- _Task requirements_
Print the data exactly as it is given, please.

- _Records provided_
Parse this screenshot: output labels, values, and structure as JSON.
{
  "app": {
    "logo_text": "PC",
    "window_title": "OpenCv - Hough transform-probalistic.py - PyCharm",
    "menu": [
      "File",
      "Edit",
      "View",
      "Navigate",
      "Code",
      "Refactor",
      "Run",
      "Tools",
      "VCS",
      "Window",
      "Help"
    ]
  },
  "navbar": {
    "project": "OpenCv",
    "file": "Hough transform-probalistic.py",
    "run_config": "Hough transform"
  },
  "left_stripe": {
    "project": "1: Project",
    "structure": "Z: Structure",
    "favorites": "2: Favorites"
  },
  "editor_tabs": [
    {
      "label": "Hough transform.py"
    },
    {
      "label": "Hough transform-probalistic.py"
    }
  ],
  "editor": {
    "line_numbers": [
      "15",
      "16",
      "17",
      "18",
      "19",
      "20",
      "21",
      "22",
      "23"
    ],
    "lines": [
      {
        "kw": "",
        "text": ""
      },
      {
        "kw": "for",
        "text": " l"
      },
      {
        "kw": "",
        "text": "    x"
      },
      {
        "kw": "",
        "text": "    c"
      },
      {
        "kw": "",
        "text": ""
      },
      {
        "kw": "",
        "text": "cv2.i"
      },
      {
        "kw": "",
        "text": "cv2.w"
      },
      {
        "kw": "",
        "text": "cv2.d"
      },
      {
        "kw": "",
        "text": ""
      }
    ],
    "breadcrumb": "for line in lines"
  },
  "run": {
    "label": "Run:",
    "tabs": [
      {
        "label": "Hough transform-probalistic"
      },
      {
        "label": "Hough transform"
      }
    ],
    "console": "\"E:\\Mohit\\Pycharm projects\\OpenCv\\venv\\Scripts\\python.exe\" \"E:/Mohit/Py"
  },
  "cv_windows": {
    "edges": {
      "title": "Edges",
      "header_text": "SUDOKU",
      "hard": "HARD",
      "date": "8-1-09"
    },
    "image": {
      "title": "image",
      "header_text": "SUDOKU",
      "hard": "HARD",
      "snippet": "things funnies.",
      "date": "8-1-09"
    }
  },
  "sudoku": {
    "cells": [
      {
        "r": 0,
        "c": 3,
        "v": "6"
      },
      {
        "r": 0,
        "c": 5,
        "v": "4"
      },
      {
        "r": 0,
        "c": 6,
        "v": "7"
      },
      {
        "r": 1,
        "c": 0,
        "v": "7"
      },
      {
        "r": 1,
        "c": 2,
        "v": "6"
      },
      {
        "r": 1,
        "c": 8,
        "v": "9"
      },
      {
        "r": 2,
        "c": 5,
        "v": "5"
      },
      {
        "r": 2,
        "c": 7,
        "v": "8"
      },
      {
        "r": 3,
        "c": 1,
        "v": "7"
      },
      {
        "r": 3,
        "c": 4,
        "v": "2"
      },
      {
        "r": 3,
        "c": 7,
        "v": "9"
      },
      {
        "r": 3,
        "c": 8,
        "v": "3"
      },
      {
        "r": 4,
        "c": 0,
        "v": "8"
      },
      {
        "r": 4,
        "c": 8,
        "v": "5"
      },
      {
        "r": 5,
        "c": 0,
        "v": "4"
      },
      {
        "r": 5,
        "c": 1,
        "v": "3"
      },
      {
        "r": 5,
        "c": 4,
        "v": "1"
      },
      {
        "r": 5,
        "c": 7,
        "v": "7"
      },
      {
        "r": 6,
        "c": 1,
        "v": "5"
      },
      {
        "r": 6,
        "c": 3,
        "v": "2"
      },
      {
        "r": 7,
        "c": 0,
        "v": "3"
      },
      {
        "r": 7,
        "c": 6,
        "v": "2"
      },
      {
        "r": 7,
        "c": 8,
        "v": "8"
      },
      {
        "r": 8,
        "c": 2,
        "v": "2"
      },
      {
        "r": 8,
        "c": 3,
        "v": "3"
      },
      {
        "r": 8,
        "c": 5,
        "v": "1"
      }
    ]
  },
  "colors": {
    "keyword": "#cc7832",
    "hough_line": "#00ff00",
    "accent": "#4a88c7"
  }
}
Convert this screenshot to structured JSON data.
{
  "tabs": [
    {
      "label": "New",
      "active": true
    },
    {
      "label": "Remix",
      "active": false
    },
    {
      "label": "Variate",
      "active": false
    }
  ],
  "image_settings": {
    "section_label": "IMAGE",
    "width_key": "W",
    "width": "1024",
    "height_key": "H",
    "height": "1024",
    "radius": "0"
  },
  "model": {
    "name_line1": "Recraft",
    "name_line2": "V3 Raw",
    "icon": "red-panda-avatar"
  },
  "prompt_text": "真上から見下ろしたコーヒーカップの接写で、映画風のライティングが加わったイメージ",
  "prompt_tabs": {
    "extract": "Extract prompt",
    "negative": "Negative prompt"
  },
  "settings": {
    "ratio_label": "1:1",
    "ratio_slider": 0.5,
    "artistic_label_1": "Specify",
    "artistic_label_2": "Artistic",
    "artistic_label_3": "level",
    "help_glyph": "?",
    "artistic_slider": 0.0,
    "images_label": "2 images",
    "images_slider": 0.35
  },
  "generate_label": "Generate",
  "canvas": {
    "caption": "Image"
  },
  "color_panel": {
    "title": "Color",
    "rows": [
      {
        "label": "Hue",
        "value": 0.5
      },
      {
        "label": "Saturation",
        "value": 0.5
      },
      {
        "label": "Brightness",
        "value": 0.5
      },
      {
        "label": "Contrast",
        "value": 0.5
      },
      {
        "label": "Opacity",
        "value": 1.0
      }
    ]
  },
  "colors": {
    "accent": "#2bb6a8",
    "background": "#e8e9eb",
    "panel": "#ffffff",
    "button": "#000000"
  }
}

- _Exercise solution_
Parse this screenshot: output labels, values, and structure as JSON.
{
  "app": {
    "logo_text": "PC",
    "window_title": "OpenCv - Hough transform-probalistic.py - PyCharm",
    "menu": [
      "File",
      "Edit",
      "View",
      "Navigate",
      "Code",
      "Refactor",
      "Run",
      "Tools",
      "VCS",
      "Window",
      "Help"
    ]
  },
  "navbar": {
    "project": "OpenCv",
    "file": "Hough transform-probalistic.py",
    "run_config": "Hough transform"
  },
  "left_stripe": {
    "project": "1: Project",
    "structure": "Z: Structure",
    "favorites": "2: Favorites"
  },
  "editor_tabs": [
    {
      "label": "Hough transform.py"
    },
    {
      "label": "Hough transform-probalistic.py"
    }
  ],
  "editor": {
    "line_numbers": [
      "15",
      "16",
      "17",
      "18",
      "19",
      "20",
      "21",
      "22",
      "23"
    ],
    "lines": [
      {
        "kw": "",
        "text": ""
      },
      {
        "kw": "for",
        "text": " l"
      },
      {
        "kw": "",
        "text": "    x"
      },
      {
        "kw": "",
        "text": "    c"
      },
      {
        "kw": "",
        "text": ""
      },
      {
        "kw": "",
        "text": "cv2.i"
      },
      {
        "kw": "",
        "text": "cv2.w"
      },
      {
        "kw": "",
        "text": "cv2.d"
      },
      {
        "kw": "",
        "text": ""
      }
    ],
    "breadcrumb": "for line in lines"
  },
  "run": {
    "label": "Run:",
    "tabs": [
      {
        "label": "Hough transform-probalistic"
      },
      {
        "label": "Hough transform"
      }
    ],
    "console": "\"E:\\Mohit\\Pycharm projects\\OpenCv\\venv\\Scripts\\python.exe\" \"E:/Mohit/Py"
  },
  "cv_windows": {
    "edges": {
      "title": "Edges",
      "header_text": "SUDOKU",
      "hard": "HARD",
      "date": "8-1-09"
    },
    "image": {
      "title": "image",
      "header_text": "SUDOKU",
      "hard": "HARD",
      "snippet": "things funnies.",
      "date": "8-1-09"
    }
  },
  "sudoku": {
    "cells": [
      {
        "r": 0,
        "c": 3,
        "v": "6"
      },
      {
        "r": 0,
        "c": 5,
        "v": "4"
      },
      {
        "r": 0,
        "c": 6,
        "v": "7"
      },
      {
        "r": 1,
        "c": 0,
        "v": "7"
      },
      {
        "r": 1,
        "c": 2,
        "v": "6"
      },
      {
        "r": 1,
        "c": 8,
        "v": "9"
      },
      {
        "r": 2,
        "c": 5,
        "v": "5"
      },
      {
        "r": 2,
        "c": 7,
        "v": "8"
      },
      {
        "r": 3,
        "c": 1,
        "v": "7"
      },
      {
        "r": 3,
        "c": 4,
        "v": "2"
      },
      {
        "r": 3,
        "c": 7,
        "v": "9"
      },
      {
        "r": 3,
        "c": 8,
        "v": "3"
      },
      {
        "r": 4,
        "c": 0,
        "v": "8"
      },
      {
        "r": 4,
        "c": 8,
        "v": "5"
      },
      {
        "r": 5,
        "c": 0,
        "v": "4"
      },
      {
        "r": 5,
        "c": 1,
        "v": "3"
      },
      {
        "r": 5,
        "c": 4,
        "v": "1"
      },
      {
        "r": 5,
        "c": 7,
        "v": "7"
      },
      {
        "r": 6,
        "c": 1,
        "v": "5"
      },
      {
        "r": 6,
        "c": 3,
        "v": "2"
      },
      {
        "r": 7,
        "c": 0,
        "v": "3"
      },
      {
        "r": 7,
        "c": 6,
        "v": "2"
      },
      {
        "r": 7,
        "c": 8,
        "v": "8"
      },
      {
        "r": 8,
        "c": 2,
        "v": "2"
      },
      {
        "r": 8,
        "c": 3,
        "v": "3"
      },
      {
        "r": 8,
        "c": 5,
        "v": "1"
      }
    ]
  },
  "colors": {
    "keyword": "#cc7832",
    "hough_line": "#00ff00",
    "accent": "#4a88c7"
  }
}
Convert this screenshot to structured JSON data.
{
  "tabs": [
    {
      "label": "New",
      "active": true
    },
    {
      "label": "Remix",
      "active": false
    },
    {
      "label": "Variate",
      "active": false
    }
  ],
  "image_settings": {
    "section_label": "IMAGE",
    "width_key": "W",
    "width": "1024",
    "height_key": "H",
    "height": "1024",
    "radius": "0"
  },
  "model": {
    "name_line1": "Recraft",
    "name_line2": "V3 Raw",
    "icon": "red-panda-avatar"
  },
  "prompt_text": "真上から見下ろしたコーヒーカップの接写で、映画風のライティングが加わったイメージ",
  "prompt_tabs": {
    "extract": "Extract prompt",
    "negative": "Negative prompt"
  },
  "settings": {
    "ratio_label": "1:1",
    "ratio_slider": 0.5,
    "artistic_label_1": "Specify",
    "artistic_label_2": "Artistic",
    "artistic_label_3": "level",
    "help_glyph": "?",
    "artistic_slider": 0.0,
    "images_label": "2 images",
    "images_slider": 0.35
  },
  "generate_label": "Generate",
  "canvas": {
    "caption": "Image"
  },
  "color_panel": {
    "title": "Color",
    "rows": [
      {
        "label": "Hue",
        "value": 0.5
      },
      {
        "label": "Saturation",
        "value": 0.5
      },
      {
        "label": "Brightness",
        "value": 0.5
      },
      {
        "label": "Contrast",
        "value": 0.5
      },
      {
        "label": "Opacity",
        "value": 1.0
      }
    ]
  },
  "colors": {
    "accent": "#2bb6a8",
    "background": "#e8e9eb",
    "panel": "#ffffff",
    "button": "#000000"
  }
}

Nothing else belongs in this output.